DATA RECORDS:
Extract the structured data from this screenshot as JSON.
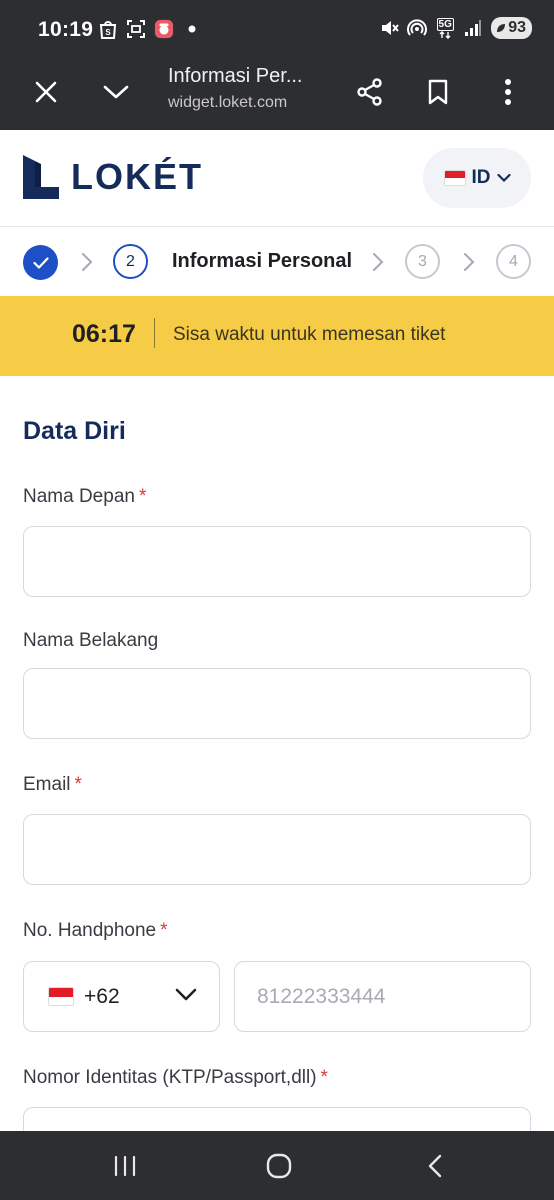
{
  "status_bar": {
    "time": "10:19",
    "left_icons": [
      "shopee-icon",
      "screenshot-icon",
      "app-notification-icon",
      "dot-icon"
    ],
    "right_icons": [
      "mute-icon",
      "hotspot-icon",
      "network-5g-icon",
      "signal-icon"
    ],
    "network_label": "5G",
    "battery": "93"
  },
  "browser": {
    "title": "Informasi Per...",
    "url": "widget.loket.com"
  },
  "header": {
    "logo_text": "LOKÉT",
    "language": "ID"
  },
  "stepper": {
    "steps": [
      {
        "number": "1",
        "state": "done"
      },
      {
        "number": "2",
        "state": "active",
        "label": "Informasi Personal"
      },
      {
        "number": "3",
        "state": "upcoming"
      },
      {
        "number": "4",
        "state": "upcoming"
      }
    ]
  },
  "timer": {
    "value": "06:17",
    "text": "Sisa waktu untuk memesan tiket"
  },
  "form": {
    "section_title": "Data Diri",
    "first_name": {
      "label": "Nama Depan",
      "required_mark": "*",
      "value": ""
    },
    "last_name": {
      "label": "Nama Belakang",
      "value": ""
    },
    "email": {
      "label": "Email",
      "required_mark": "*",
      "value": ""
    },
    "phone": {
      "label": "No. Handphone",
      "required_mark": "*",
      "country_code": "+62",
      "placeholder": "81222333444",
      "value": ""
    },
    "identity": {
      "label": "Nomor Identitas (KTP/Passport,dll)",
      "required_mark": "*"
    }
  },
  "colors": {
    "brand_navy": "#152c5b",
    "primary_blue": "#1d4fc6",
    "timer_yellow": "#f6cb45",
    "required_red": "#d93b36",
    "system_bar": "#2d2e31"
  }
}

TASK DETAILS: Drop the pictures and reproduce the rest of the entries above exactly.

SOLVED EXERCISE:
Extract the structured data from this screenshot as JSON.
{
  "status_bar": {
    "time": "10:19",
    "left_icons": [
      "shopee-icon",
      "screenshot-icon",
      "app-notification-icon",
      "dot-icon"
    ],
    "right_icons": [
      "mute-icon",
      "hotspot-icon",
      "network-5g-icon",
      "signal-icon"
    ],
    "network_label": "5G",
    "battery": "93"
  },
  "browser": {
    "title": "Informasi Per...",
    "url": "widget.loket.com"
  },
  "header": {
    "logo_text": "LOKÉT",
    "language": "ID"
  },
  "stepper": {
    "steps": [
      {
        "number": "1",
        "state": "done"
      },
      {
        "number": "2",
        "state": "active",
        "label": "Informasi Personal"
      },
      {
        "number": "3",
        "state": "upcoming"
      },
      {
        "number": "4",
        "state": "upcoming"
      }
    ]
  },
  "timer": {
    "value": "06:17",
    "text": "Sisa waktu untuk memesan tiket"
  },
  "form": {
    "section_title": "Data Diri",
    "first_name": {
      "label": "Nama Depan",
      "required_mark": "*",
      "value": ""
    },
    "last_name": {
      "label": "Nama Belakang",
      "value": ""
    },
    "email": {
      "label": "Email",
      "required_mark": "*",
      "value": ""
    },
    "phone": {
      "label": "No. Handphone",
      "required_mark": "*",
      "country_code": "+62",
      "placeholder": "81222333444",
      "value": ""
    },
    "identity": {
      "label": "Nomor Identitas (KTP/Passport,dll)",
      "required_mark": "*"
    }
  },
  "colors": {
    "brand_navy": "#152c5b",
    "primary_blue": "#1d4fc6",
    "timer_yellow": "#f6cb45",
    "required_red": "#d93b36",
    "system_bar": "#2d2e31"
  }
}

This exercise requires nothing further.